It can be urged that application of these principles would cause interest on the taxes to cease when the payment was collected from Louisiana, although there is some authority to the contrary. See Pearsall v. Central Oil & Gas Co. of America, W.D.Pa., 1927, 23 F.2d 716. However, the question of whether interest would accrue after the date on which funds were received from Louisiana's trustee is moot, because all the funds will be exhausted by the payment to Mr. Wegmann and the payment of the principal due the United States, together with interest to the date the funds were received from Louisiana's trustee.[8] In any event it would not appear that interest against Calmes would cease before that time either because of Louisiana's bankruptcy or because of the time required to effect collection from Louisiana.


[1] The following table sets out the various assessments made by the United States and the total claimed to be due the United States as of January 28, 1964:

                                              Amount of    Principal
  Date of Assessment      Date of Filing     Assessment   Balance Due
(1) February 14, 1958   March 19, 1958       $ 1,018.16    $ 1,018.16
(2) February 21, 1958   March 19, 1958       $10,331.58    $ 5,336.38
(3) February 21, 1958   March 19, 1958       $   171.60    $   171.60
(4) April 25, 1958      May 15, 1958         $10,046.92    $10,046.92
(5) August 22, 1958     October 8, 1958      $ 3,297.56    $ 2,674.32
(6) August 29, 1958     October 17, 1958     $ 1,730.41    $ 1,730.41
(7) February 27, 1959   September 18, 1963   $   200.42    $   200.42
                      Total Balance Due With Statutory
                      Additions As of January 28, 1964
                               (1) $ 1,381.11
                               (2) $ 7,224.28
                               (3) $   232.72
                               (4) $13,518.06
                               (5) $ 3,542.30
                               (6) $ 2,327.28
                               (7) $   259.32
                         Lien fees $    17.00
                            TOTAL  $28,502.07

[2] The provision granting a lien for attorney's fees was one of the provisions added by the Federal Tax Lien Act of 1966, Public Law 89-719. Section 114 of Public Law 89-719 provides that the amendments are applicable from the date of enactment (November 2, 1966) unless otherwise provided.
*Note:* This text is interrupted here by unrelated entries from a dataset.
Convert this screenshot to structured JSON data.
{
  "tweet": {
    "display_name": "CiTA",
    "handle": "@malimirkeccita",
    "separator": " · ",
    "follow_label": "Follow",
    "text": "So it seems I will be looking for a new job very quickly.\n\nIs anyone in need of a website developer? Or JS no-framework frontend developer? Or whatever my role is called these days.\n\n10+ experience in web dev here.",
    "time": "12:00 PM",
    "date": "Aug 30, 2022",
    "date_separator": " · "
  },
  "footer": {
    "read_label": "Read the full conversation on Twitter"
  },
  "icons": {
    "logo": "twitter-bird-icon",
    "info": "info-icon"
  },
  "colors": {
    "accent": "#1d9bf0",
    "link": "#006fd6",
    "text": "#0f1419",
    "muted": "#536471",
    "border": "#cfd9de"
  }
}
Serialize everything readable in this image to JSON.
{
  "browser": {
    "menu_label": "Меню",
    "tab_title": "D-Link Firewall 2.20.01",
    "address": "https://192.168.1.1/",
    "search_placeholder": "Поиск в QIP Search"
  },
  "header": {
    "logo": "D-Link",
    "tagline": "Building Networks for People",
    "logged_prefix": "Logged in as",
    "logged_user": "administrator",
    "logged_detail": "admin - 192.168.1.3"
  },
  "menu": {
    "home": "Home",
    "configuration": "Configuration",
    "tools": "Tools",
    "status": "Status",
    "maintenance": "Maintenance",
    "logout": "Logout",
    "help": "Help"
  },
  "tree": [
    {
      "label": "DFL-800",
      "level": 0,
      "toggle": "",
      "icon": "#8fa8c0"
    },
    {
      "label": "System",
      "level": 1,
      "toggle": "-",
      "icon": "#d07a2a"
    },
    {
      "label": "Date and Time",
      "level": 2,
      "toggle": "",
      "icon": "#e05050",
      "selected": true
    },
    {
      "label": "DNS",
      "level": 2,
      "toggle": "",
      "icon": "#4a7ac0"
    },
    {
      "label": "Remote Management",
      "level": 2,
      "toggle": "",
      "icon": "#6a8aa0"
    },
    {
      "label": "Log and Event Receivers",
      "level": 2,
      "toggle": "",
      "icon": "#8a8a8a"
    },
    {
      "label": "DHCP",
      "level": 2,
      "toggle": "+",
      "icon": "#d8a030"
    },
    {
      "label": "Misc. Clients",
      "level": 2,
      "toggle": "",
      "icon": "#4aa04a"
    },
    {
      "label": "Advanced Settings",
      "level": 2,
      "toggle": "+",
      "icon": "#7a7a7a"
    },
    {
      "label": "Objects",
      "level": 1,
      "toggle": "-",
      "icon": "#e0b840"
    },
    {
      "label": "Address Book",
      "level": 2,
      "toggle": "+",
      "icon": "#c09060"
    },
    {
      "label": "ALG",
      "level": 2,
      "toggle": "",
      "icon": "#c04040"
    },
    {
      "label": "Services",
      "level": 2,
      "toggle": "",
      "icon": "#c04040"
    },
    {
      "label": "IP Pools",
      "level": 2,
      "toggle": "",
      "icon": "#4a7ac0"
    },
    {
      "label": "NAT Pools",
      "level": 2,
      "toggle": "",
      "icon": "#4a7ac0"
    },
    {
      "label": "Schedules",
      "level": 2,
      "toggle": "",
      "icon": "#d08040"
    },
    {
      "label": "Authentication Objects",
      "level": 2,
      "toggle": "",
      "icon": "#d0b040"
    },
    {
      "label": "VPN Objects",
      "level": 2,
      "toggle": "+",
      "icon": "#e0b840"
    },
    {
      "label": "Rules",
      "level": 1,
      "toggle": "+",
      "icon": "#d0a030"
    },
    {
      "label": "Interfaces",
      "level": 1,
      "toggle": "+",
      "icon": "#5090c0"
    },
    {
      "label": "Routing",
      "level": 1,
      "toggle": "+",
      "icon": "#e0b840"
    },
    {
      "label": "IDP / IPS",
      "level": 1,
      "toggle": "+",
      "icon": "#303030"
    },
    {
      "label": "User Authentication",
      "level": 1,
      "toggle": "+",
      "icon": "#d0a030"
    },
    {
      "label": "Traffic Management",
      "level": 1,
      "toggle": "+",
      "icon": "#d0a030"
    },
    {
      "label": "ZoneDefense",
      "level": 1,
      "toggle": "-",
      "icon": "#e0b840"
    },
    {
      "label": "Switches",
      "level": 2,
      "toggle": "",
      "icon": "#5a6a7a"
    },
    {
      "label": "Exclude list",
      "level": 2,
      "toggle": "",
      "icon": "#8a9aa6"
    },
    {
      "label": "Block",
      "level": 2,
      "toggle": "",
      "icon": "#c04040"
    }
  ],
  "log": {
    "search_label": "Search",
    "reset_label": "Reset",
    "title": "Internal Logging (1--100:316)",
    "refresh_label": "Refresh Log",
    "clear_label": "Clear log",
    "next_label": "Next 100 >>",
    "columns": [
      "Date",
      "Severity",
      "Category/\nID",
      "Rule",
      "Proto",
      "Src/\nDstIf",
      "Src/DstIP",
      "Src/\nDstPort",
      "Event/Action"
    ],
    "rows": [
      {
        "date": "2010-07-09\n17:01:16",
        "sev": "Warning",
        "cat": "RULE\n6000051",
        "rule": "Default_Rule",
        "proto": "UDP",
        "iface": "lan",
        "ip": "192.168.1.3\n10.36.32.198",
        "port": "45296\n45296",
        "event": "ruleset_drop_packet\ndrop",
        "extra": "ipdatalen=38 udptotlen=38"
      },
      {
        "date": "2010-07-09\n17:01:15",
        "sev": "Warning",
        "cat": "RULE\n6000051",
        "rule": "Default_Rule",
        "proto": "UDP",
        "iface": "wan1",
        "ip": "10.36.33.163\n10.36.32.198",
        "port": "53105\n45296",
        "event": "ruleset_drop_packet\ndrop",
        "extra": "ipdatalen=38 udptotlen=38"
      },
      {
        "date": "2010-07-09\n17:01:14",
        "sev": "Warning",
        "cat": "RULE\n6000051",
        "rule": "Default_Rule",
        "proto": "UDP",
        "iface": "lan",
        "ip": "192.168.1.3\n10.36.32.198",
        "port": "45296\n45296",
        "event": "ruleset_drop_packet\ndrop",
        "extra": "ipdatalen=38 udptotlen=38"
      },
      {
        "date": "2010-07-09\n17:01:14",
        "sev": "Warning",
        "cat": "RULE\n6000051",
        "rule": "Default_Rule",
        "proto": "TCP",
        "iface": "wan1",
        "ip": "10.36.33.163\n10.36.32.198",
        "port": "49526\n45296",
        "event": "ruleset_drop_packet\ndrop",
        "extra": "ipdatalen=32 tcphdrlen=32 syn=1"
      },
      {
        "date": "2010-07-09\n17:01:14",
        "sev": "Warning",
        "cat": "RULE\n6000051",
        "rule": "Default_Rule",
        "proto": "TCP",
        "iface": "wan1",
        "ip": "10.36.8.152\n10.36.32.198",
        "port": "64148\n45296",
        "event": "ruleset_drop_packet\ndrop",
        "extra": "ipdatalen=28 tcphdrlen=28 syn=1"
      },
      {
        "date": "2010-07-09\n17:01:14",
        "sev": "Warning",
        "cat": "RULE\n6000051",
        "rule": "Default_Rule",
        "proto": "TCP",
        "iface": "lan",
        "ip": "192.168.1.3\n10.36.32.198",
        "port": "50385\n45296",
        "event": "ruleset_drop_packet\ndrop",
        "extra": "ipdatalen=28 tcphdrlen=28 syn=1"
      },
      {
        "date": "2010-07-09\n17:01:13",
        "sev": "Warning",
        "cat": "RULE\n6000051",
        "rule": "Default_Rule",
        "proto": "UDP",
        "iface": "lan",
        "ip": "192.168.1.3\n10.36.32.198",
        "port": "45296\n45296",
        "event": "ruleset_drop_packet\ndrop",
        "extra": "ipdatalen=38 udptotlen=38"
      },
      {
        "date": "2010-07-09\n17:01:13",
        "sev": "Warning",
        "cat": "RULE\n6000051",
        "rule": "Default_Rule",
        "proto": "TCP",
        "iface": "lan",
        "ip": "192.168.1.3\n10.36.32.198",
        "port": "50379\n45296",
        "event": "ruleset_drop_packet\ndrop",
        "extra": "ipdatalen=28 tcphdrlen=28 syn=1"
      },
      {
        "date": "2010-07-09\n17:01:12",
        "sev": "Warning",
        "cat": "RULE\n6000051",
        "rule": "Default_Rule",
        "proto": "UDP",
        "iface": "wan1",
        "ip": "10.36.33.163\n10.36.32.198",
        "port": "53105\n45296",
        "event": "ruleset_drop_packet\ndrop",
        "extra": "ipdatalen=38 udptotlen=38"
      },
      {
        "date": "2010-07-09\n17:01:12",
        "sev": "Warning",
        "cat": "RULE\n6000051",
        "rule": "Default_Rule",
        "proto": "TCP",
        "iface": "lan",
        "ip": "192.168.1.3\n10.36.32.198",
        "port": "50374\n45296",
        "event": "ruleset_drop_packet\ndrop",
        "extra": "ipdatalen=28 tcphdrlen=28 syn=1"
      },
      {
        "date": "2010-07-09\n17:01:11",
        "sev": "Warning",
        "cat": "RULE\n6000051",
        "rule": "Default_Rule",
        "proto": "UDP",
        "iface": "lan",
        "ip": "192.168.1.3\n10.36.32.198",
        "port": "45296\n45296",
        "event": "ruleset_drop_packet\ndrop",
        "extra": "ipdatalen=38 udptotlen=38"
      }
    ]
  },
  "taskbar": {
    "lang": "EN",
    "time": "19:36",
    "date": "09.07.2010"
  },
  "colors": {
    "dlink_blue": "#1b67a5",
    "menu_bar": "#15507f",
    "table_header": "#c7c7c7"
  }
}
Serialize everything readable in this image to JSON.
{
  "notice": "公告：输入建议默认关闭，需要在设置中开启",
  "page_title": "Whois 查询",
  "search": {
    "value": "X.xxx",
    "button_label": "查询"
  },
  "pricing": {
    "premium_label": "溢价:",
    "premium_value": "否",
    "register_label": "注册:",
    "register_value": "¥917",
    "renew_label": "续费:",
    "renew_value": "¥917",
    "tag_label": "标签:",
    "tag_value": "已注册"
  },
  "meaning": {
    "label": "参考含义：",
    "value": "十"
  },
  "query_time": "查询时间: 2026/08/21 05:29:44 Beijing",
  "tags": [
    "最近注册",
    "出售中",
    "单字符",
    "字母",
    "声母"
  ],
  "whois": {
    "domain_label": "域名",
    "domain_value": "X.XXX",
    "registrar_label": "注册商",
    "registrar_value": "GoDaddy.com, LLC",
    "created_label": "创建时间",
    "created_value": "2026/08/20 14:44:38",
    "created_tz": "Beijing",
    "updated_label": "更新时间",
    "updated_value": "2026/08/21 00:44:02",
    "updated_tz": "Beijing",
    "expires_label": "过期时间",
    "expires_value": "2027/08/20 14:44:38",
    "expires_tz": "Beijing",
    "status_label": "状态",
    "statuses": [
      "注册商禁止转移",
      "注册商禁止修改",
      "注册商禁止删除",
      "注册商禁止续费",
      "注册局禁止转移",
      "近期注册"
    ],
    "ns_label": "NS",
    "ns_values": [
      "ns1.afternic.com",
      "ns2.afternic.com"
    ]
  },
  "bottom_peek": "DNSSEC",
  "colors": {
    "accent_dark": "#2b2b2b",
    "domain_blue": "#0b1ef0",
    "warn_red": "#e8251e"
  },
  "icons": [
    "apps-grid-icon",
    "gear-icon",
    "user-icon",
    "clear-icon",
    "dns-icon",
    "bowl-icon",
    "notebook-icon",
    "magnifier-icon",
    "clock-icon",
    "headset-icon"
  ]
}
See generally Historical Note, 26 U.S.C.A. § 6323, p. 71. The relevant exceptions are set out in Section 114(b).

[3] Nor, in light of the size of the fund available to the claimants and of the conclusions that the Court has reached as to priority of claims, will use of the amended provision impair a priority of any person (other than the United States) holding a lien or interest prior to the date of the enactment of the Act. Section 114(b) (2) (A). Likewise, applying the amended section here will not "operate to increase the liability of any * * * person." Section 114(b) (2) (B), or "shorten the time for bringing suit with respect to transactions occurring before the date of enactment of this Act." Section 114(b) (2) (C).

[4] For a discussion of some of the problems presented by claims for attorney's fees under pre-1966 law, see Plumb, Federal Tax Collection and Lien Problems, 13 Tax L.Rev. 247, 459, 511-512 (1958). See also, e. g., United States v. Hubbell, 5 Cir., 1963, 323 F.2d 197, 201; United States v. Kamieniecki, D.C.N.H., 1966, 261 F. Supp. 683, 690-691; Filipowicz v. Rothensies, E.D.Pa., 1942, 43 F. Supp. 619, 624.

[5] The 1966 amendment substituted "holder of a security interest, mechanic's lienor, or judgment lien creditor" for mortgagee, pledgee, and judgment creditor. Historical Note, 26 U.S.C.A. § 6323, p. 70. Because of the possibility that utilization of the amended language might "impair propriety enjoyed by [a] person * * * holding a lien or interest prior to the date of enactment of [the] Act," the Court is basing its conclusions on the pre-1966 language. Compare note 3 supra.

[6] See note 5 supra.

[7] It appears that as of January 8, 1966, the total of taxes, interest, and lien fees due the United States by Calmes was $30,760.09.

[8] See note 7 supra.